Washington, D.C., Sept. 11, 2015--Data from the Centers on Disease Control and Prevention (CDC) show that tens of millions of Americans aren't getting enough essential nutrients to ensure their bodies function optimally, a stark contrast to headlines and soundbites that assert Americans get the nutrients they need from food alone. The CDC data was presented by Tieraona Low Dog, M.D., nationally recognized physician, author and speaker, to congressional staffers at a Sept. 9 educational briefing, "Life Fortified: A Physician's Case for Dietary Supplements," held by the Congressional Dietary Supplement Caucus (DSC) in cooperation with the leading trade associations representing the dietary supplement industry-the American Herbal Products Association (AHPA), the Consumer Healthcare Products Association (CHPA), the Council for Responsible Nutrition (CRN), the Natural Products Association (NPA), and the United Natural Products Alliance (UNPA).
Citing CDC data, Dr. Low Dog highlighted that nearly 90 million Americans have a vitamin D deficiency, 30 million Americans are deficient in vitamin B6, 18 million Americans are deficient in vitamin B12 and nearly 16 million Americans have a vitamin C deficiency.

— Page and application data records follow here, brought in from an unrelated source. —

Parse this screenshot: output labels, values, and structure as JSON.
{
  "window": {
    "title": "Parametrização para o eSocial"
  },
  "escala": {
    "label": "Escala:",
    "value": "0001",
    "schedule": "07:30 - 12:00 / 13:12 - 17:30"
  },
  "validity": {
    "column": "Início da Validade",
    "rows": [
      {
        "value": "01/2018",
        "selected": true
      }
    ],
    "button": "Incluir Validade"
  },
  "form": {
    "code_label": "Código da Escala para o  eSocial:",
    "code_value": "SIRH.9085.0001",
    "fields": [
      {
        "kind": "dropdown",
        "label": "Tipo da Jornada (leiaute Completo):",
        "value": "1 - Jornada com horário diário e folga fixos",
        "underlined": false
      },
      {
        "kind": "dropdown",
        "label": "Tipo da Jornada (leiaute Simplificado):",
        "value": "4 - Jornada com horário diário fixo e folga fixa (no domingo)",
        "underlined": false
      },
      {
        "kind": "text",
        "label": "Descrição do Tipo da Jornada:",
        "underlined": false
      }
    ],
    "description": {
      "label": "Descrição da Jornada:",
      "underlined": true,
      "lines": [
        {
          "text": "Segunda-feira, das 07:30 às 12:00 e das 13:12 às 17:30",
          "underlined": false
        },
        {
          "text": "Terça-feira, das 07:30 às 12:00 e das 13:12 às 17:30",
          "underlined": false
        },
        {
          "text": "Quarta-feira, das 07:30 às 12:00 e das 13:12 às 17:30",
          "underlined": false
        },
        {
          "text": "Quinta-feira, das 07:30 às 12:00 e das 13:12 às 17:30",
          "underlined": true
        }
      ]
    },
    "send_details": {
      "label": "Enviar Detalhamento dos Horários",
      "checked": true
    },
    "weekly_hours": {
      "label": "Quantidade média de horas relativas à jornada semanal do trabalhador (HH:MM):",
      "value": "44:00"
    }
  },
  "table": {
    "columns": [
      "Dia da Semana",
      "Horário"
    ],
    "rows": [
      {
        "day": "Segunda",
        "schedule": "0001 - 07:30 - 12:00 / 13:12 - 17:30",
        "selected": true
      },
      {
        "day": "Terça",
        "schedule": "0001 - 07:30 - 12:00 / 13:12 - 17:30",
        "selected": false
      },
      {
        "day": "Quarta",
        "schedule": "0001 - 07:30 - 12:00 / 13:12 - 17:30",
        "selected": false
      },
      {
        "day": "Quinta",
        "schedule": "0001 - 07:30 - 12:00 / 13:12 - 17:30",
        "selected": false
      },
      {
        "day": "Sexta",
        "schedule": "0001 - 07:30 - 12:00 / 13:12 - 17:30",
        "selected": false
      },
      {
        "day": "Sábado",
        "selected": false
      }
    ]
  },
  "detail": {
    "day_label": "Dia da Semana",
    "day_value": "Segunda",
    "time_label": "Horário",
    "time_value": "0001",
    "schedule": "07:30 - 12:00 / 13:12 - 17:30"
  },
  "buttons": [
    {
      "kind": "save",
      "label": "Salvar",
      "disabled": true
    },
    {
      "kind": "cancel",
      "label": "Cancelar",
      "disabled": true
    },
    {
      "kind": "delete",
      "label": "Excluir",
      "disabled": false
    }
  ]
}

"I'm extremely concerned when I hear misleading soundbites on the evening news that people don't need vitamins because they get all the nutrients they need from their diet because it isn't just patients who hear this, doctors also hear it repeatedly," Dr. Low Dog said. "This mantra that Americans get all the nutrients they need from food is simply not true and the data demonstrates it is false. It is much harder than you think to get the nutrients you need from food alone."
Dr. Low Dog illustrated this point by outlining what the average person would need to eat in order to get the minimum recommended amount of many individual nutrients. For example, in order to get the recommended 18 milligrams of iron per day through food, you'd need to eat four cups of raisins, 15 cups of broccoli, three cups of cooked spinach, 10 ounces of beef liver, or 45 ounces of chicken breast. She noted that meeting the minimum amount of nutrition is especially difficult for low-income Americans who can use Supplemental Nutrition Assistance Program (SNAP) assistance to purchase candy and soda, but not multivitamins.
A thoughtful, coordinated approach between industry and public health initiatives is required to address the many complex factors like lower nutrient content in today's foods and unintended consequences of well-intentioned health campaigns to avoid certain, nutrient-rich foods like egg yolks that contribute to Americans' vitamin and mineral deficiencies, according to Dr. Low Dog.